1992: Buckingham Palace announced that the Duke and Duchess of York were to separate after five-and-a-half years of marriage.

1995: Twelve people died and thousands were injured in a sarin gas attack on Tokyo underground.

2003: President George W Bush ordered start of war against Iraq.

2008: A cosmic burst that is the farthest object visible to the naked eye was briefly observed.

2010: The government gave the go-ahead for the development of a £2.5 billion gasfield in the waters 90 miles off the west coast of Shetland.

BIRTHDAYS

Bruce Willis, actor, 60; Terry Hall, ska lead singer (of The Specials), 56; Ursula Andress, actress, 79; Ian Blair, Baron Blair of Boughton, commissioner of the Metropolitan Police 2005-08, 62; Rachel Blanchard, Canadian actress, 39; Glenn Close, actress, 68; Sir David Lumsden, principal, Royal Academy of Music 1982-93, 87; John Charles Sholto Douglas, 21st Earl of Morton, Lord-Lieutenant of West Lothian 1985-2001, 88; Philip Roth, writer, 82; Harvey Weinstein CBE (Hon), film producer, 63.

ANNIVERSARIES

Births: 1721 Tobias Smollett, Dunbartonshire-born novelist; 1813 David Livingstone, Blantyre-born explorer and missionary; 1821 Sir Richard Burton, explorer and orientalist; 1907 Dame Elizabeth Maconchy, composer; 1922 Tommy Cooper, comedian and magician; 1928 Patrick McGoohan, actor.
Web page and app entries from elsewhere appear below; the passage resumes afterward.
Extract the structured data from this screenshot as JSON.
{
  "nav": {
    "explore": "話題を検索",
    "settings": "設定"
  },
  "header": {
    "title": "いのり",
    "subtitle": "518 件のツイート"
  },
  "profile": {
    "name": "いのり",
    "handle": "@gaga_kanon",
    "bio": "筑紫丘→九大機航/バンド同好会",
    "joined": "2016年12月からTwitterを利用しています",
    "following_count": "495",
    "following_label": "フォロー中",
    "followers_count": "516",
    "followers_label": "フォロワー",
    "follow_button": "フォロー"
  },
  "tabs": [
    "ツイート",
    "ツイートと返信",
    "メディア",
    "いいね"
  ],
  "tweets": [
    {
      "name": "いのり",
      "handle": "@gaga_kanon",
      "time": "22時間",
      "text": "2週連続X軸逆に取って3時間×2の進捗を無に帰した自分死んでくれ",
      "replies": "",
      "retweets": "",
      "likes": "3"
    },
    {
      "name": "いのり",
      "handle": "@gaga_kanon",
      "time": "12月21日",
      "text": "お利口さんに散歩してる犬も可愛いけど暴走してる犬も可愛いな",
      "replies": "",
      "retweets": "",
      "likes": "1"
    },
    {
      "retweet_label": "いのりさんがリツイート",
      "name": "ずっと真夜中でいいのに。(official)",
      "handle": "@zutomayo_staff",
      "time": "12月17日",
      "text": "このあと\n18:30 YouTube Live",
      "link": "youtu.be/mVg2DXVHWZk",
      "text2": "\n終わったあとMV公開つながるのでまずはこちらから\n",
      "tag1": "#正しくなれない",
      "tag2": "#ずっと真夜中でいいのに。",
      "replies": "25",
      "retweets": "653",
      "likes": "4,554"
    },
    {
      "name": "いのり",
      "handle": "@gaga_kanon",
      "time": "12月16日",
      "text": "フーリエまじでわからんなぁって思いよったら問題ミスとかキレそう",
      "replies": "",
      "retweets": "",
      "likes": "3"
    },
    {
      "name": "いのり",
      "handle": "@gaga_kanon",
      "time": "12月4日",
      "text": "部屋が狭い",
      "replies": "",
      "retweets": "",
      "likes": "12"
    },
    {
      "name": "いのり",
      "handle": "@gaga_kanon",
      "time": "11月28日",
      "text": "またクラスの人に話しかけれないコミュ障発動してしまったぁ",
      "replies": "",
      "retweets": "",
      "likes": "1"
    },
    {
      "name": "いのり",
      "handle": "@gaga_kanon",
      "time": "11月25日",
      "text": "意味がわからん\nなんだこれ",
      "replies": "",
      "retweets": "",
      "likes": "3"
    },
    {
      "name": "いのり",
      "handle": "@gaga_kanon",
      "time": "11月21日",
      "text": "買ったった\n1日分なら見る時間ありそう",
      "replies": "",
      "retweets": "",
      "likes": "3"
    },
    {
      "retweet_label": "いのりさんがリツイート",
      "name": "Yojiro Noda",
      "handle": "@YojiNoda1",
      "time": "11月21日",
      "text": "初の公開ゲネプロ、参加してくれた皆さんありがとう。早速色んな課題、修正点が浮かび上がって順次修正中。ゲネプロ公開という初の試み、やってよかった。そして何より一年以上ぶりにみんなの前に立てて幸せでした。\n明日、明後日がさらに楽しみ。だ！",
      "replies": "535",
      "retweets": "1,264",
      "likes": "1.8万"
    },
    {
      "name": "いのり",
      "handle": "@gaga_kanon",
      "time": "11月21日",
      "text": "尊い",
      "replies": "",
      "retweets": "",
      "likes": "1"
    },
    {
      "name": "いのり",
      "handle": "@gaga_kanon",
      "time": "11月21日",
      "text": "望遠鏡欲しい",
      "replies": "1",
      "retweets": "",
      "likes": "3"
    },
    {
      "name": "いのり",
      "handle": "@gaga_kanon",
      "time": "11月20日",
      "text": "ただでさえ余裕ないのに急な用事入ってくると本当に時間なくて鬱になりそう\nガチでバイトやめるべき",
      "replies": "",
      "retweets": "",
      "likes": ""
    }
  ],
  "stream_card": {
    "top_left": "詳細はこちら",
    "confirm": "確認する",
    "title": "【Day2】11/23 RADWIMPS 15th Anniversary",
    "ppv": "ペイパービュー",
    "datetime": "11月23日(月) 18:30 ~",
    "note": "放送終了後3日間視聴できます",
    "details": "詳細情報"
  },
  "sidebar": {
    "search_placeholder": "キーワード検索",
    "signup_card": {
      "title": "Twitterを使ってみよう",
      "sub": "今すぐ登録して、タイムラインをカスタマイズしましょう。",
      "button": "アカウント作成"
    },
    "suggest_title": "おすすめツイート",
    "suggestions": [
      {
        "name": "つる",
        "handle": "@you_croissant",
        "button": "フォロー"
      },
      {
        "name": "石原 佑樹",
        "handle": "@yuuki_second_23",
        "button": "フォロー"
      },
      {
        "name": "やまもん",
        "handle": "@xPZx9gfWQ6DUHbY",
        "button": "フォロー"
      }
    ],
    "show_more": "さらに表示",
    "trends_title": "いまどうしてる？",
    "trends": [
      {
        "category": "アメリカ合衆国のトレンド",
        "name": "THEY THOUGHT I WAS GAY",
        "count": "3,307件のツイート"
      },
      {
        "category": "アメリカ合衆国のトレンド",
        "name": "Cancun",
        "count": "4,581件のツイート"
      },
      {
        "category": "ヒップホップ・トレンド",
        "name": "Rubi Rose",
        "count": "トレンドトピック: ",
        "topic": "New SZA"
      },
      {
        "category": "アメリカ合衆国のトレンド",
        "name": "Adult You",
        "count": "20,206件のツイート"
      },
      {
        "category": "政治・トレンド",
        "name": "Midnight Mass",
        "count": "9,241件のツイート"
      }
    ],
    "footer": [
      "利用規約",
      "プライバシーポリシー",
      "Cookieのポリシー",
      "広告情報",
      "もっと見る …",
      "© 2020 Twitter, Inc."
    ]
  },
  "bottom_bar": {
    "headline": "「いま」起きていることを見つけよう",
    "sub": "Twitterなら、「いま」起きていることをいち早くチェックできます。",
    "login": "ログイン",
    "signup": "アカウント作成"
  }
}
Deaths: 1286 Alexander III, King of Scots; 1930 Arthur James Balfour, 1st Earl, Conservative Prime Minister 1902-1905; 1979 Richard Beckinsale, actor; 2001 Gordon Brown, Scotland and British Lions rugby player; 2008 Paul Scofield, actor; 2010 William Wolfe, chairman, SNP 1969-79.

GERMAN BUDGET DEBATE: PRAISE FOR VON HINDENBURG

19 March, 1915

A message from Berlin states that the Reichstag has begun the second reading debate on the Budget.

Herr Bassermann, in the course of a speech dealing with the Estimates of the Foreign Office, praised the bravery of the German Army and Fleet, expressing special admiration of the grand achievements of Field-Marshal von Hindenburg.

“We are all convinced,“ he said, “of the decisive success of our arms, and that our enemies will suffer an annihilating defeat.”

Herr Scheidemann, Socialist, associated himself with the tribute to the bravery of the German troops and pointed out that it was the duty of the Reichstag to provide for the families of soldiers.

• archive.scotsman.com